Saturday, November 29, 2014

A dictatorship on a death spiral

 Former Gambian Ambassador to Taiwan caught unawares
Last November, the world was greeted with the surprising news that The Gambia had severed diplomatic relations with Taiwan, one of its most benevolent diplomatic partner.  No one saw this coming, not the Taiwanese Ambassador in Banjul nor his Gambian counterpart in Taipei who was not informed of his government's decision until he landed in Banjul.

The Gambian dictator who prides himself as the most unpredictable leader in Africa, if not the world, obviously did think that his decision the previous month to withdraw, for no apparent reason or warning, Gambia's membership in the Commonwealth was of the attention grabber he had wished before delivering the suckerpunch to Taipei with consequential effect.

The national budget or -  more appropriately - the dictator's personal finances was the first casualty of the diplomatic rupture as a result of Taiwan's decision to refuse Yaya Jammeh's personal request of $ 10 million in walking around money with the condition that it should be receipted or documented.  The demand was made in January 2013. Taiwan refused the demand almost immediately.  Allowing time, presumably for Taipei to reconsider its decision, and when it didn't arrive, Jammeh lowered the boom in November.

Because Taiwan's development aid was treated mostly off-budget or below-the-line, it is difficult to estimate its size from official returns, an arrangement that suited the Gambian dictator well but was highly injurious to the Gambians it was supposed to help.  The loss of Taiwan financial assistance became immediately evidenced by increasing requests for supplementary budget.  Living within Gambia's budgetary means became more evident and proved to be an insurmountable huddle in the absence of the Taiwanese aid.

Whereas the Taiwanese divorce impacted the budget directly and immediately, the impact of the Commonwealth withdrawal was less visible but equally impactful, especially in the areas of technical cooperation area under the Commonwealth Fund for Technical Cooperation (CFTC) that provides experts and offers training abroad for Gambians.  All of these programs eased immediately or phased over the training period of those caught up in the mess created by Yaya Jammeh.

Things simply went haywire from last November when in April this year Jammeh closed the border with Senegal after he unilaterally hiked the fares for the ferry crossings at all points of entry without the required notice in contravention of existing Agreements with Senegal.  Jammeh also demanded that the fares must be paid in foreign currency, this time in direct contravention of Gambia's own laws because the dalasi is legal tender.

The budget took another huge hit from this callous and illegal act only to have the borders opened, the fares returned to their original levels, and as a face saving device Senegal agreed on the payment in foreign exchange as an option.  An avoidable event that ended up being a costly exercise both financially and diplomatically.

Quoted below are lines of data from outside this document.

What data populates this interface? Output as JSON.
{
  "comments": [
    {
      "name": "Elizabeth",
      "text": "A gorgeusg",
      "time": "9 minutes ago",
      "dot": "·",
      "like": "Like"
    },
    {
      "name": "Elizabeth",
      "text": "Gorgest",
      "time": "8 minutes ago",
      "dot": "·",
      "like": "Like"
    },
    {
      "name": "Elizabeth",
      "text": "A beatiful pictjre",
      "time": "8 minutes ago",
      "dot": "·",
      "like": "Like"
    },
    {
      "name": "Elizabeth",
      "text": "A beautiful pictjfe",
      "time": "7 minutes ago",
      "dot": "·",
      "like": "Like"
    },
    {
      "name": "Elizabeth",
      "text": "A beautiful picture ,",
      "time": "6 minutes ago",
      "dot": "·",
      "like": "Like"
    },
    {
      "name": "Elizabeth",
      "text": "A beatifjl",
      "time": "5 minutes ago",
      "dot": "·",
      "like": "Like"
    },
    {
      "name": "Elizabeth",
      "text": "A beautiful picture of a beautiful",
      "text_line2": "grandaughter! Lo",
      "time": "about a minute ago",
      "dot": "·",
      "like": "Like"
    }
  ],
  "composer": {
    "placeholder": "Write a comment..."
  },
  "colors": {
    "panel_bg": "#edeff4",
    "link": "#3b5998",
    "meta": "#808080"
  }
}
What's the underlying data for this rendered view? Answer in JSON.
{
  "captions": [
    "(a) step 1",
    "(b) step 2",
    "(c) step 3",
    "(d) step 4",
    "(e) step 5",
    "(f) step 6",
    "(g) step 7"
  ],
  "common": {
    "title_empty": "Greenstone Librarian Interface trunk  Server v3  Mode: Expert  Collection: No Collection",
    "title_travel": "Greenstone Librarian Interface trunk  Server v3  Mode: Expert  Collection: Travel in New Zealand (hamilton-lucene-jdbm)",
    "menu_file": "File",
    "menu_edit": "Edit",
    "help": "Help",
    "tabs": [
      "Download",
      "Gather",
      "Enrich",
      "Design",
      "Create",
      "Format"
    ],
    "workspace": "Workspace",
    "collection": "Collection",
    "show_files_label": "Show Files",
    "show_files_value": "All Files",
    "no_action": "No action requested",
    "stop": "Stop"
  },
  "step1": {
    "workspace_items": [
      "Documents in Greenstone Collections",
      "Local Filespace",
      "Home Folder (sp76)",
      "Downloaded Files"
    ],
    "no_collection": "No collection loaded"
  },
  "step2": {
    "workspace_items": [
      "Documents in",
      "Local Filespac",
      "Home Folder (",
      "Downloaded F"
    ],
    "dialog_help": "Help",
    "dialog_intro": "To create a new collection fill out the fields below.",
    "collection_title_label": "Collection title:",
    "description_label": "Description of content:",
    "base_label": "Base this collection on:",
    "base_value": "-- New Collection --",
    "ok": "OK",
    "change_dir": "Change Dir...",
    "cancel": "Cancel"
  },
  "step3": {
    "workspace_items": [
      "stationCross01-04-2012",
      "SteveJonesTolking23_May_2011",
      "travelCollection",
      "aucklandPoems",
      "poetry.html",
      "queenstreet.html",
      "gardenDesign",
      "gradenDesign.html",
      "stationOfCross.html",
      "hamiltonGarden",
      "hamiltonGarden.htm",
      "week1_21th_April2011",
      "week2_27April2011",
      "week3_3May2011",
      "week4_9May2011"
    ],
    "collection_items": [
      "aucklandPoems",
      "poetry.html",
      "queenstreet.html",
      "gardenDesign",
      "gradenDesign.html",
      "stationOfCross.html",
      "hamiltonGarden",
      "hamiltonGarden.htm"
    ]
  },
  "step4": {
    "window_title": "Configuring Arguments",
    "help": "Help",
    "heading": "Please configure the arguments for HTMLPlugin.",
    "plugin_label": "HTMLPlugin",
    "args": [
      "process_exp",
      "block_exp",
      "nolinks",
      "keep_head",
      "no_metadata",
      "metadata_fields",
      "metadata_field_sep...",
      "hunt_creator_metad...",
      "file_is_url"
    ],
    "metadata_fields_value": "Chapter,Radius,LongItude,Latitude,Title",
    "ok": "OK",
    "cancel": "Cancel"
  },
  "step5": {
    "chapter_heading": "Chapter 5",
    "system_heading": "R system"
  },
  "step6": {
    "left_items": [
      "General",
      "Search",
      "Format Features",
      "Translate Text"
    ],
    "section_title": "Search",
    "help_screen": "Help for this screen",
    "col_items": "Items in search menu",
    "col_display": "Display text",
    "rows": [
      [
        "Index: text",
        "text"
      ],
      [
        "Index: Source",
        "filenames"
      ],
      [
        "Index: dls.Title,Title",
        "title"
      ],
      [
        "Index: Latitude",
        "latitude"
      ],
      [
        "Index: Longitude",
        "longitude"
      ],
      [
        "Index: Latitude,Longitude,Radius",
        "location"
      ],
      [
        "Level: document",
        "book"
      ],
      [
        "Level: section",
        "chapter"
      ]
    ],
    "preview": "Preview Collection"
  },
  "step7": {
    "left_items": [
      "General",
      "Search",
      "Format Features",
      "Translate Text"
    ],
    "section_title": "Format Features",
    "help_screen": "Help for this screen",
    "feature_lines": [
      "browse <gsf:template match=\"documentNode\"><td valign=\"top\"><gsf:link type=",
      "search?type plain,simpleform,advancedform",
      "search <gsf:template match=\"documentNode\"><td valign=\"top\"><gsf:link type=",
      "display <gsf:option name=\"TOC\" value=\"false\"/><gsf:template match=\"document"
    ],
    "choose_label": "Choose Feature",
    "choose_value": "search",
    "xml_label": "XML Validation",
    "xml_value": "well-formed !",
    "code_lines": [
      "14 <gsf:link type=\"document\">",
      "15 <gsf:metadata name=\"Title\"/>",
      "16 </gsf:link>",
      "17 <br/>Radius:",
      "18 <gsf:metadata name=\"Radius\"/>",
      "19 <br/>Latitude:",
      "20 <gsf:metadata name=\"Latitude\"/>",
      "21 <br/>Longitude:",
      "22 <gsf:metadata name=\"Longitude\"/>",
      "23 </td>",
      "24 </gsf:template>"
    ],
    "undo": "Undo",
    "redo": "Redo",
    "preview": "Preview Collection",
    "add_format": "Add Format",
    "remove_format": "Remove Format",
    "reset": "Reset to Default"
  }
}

The regime's problems are not all financial.  For a regime that seem to deliberately go out of its way to cause trouble with the view to generating controversy, it is not a surprise that it has found sources of controversial in radical islam and gay and lesbian bashing that threatens to divide Gambia in religious sectarian lines, using gays and lesbiams as convenient vehicles to advance their myopic political ends.

Within the last month along, the dictatorial regime in Banjul has managed to deny a United Nations Mission of two Rapporteurs access to the security wing of the notorious Mile II prisons as part of their investigations into torture and executions.  Last month, 62 countries gathered in Geneva and The Gambia was yet again the topic of discussion.  Representatives took to the floor at the United Nations Universal Periodic Review (UPR) where the Gambia was admonished and urged to promote and protect human rights.

This week, the government determined not to relent in the face of international pressure upped the ante by issuing what it terms a "declaration" through the Foreign Minister to inform the world and "making it clear to the European Union and any outside bloc that wants to impose acceptance of homosexuals as a precondition for aid that we will never accept that conditionality, no matter how much aid is involved."

The declaration which was issued in a nationally televised speech by the Foreign Minister continued with the warning that "as from today, we are no longer going to entertain any dialogue on the issue with the European Union or any other power for that matter."

When it rains, it pours.....